EXERCISE TOLERANCE, PULMONARY FUNCTION, RESPIRATORY MUSCLE STRENGTH, AND QUALITY OF LIFE IN CHILDREN AND ADOLESCENTS WITH RHEUMATIC HEART DISEASE

ABSTRACT Objective: Despite the high prevalence of rheumatic heart disease in Brazil, the occurrence of functional impairment in children and adolescents with rheumatic heart disease is not clear. The aim of this study was to evaluate exercise tolerance, respiratory muscle strength, lung function, and quality of life of children and adolescents with rheumatic heart disease. Methods: Cross-sectional study, conducted from August to December 2014 with children and adolescents with rheumatic heart disease aged 8 to 16 years.
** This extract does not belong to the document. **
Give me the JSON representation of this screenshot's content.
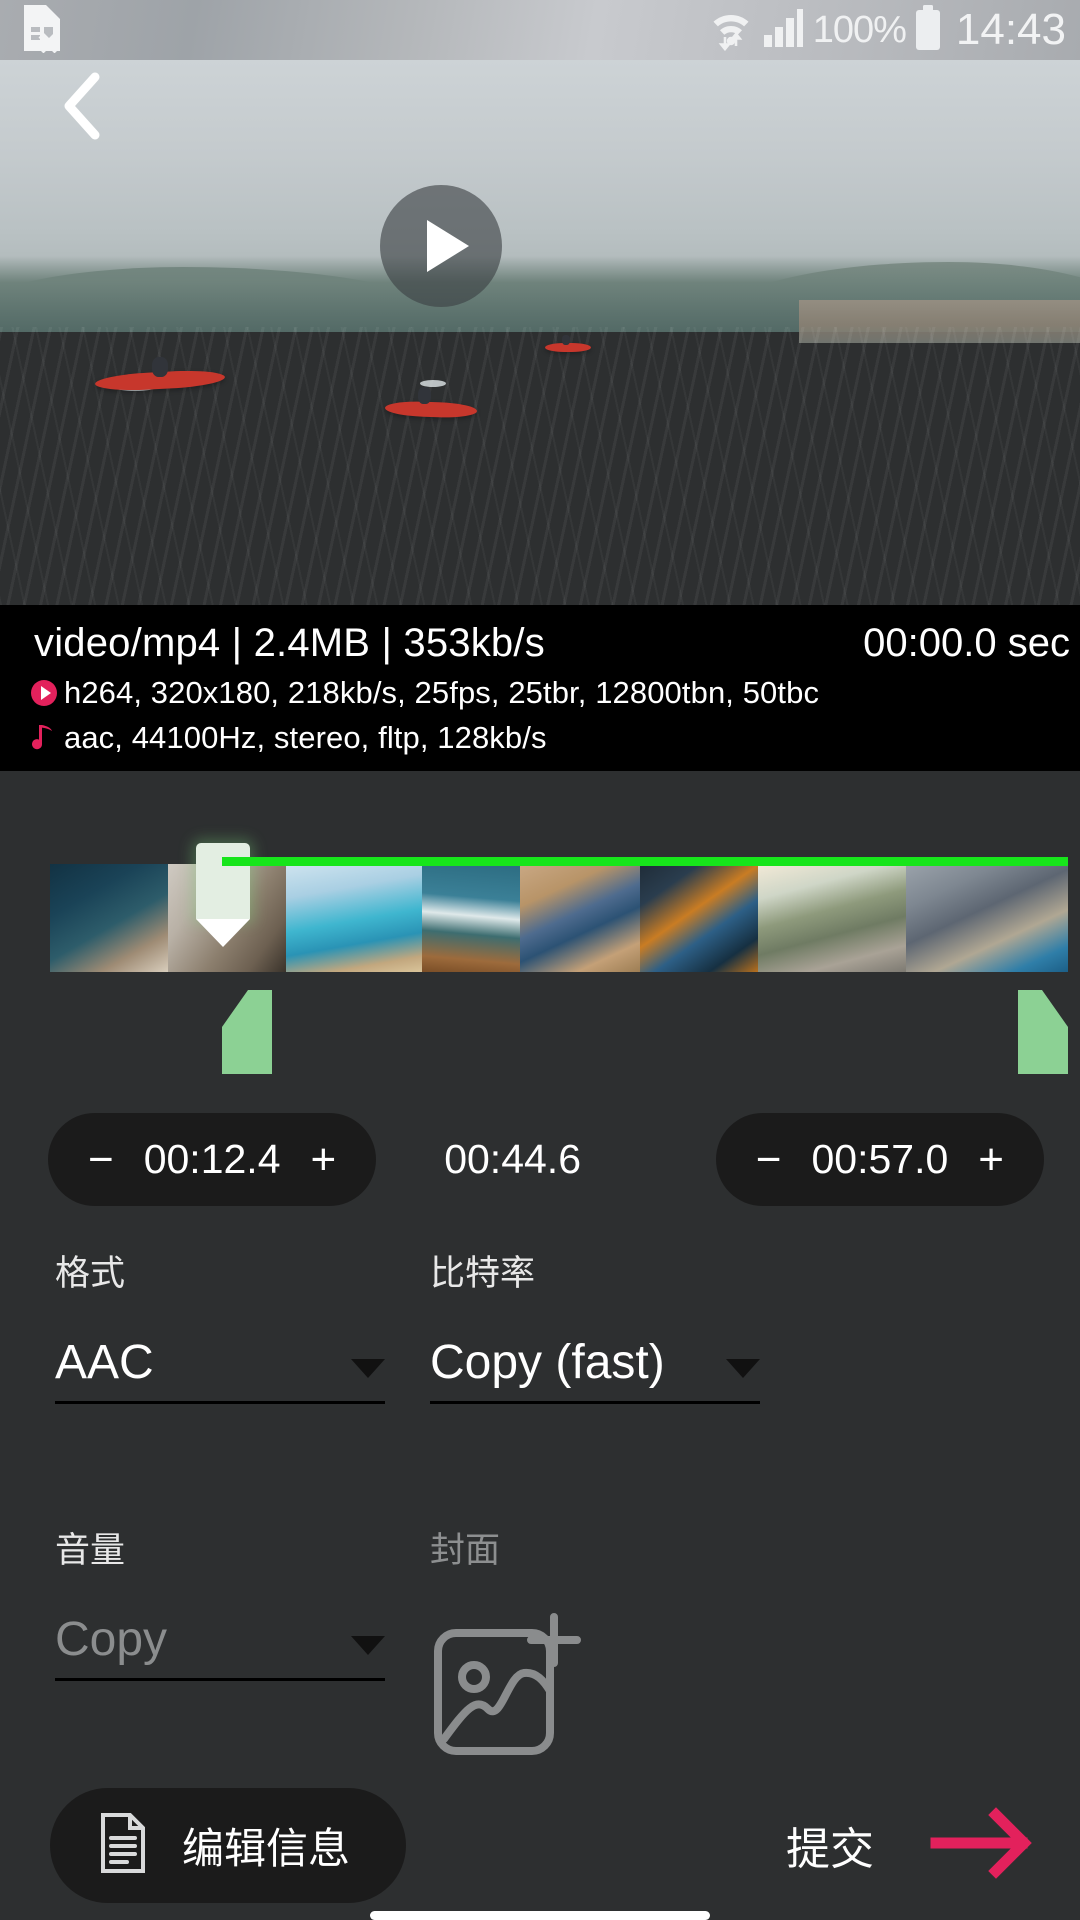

The participants, after completing the socioeconomic, clinical, and quality of life questionnaires were tested by spirometry, manovacuometry and in a 6-minute walk test. The variables and their reference values were compared using the paired Student’s t-test. Comparisons between predicted and observed walking distance were done also by Student’s t-test, consdiering the categorization of the participants. Correlations between these differences and quantitative variables were assessed by Pearson’s coefficient, being significant p<0.05. Results: All 56 participants had a walked distance lower than predicted (p<0.001). The differences between predicted and observed distances were positively correlated with the baseline heart rate (r=0.3545; p=0.007). Expiratory muscle strength was also lower than the predicted values (p<0,001). Regarding quality of life assessment, the mean scores were 70, 77 and 67% for general, physical, and psychosocial aspects, respectively. Conclusions: Children and adolescents with rheumatic heart disease have reduced exercise tolerance, which is related to their higher baseline heart rate; they also show impaired expiratory strength and quality of life.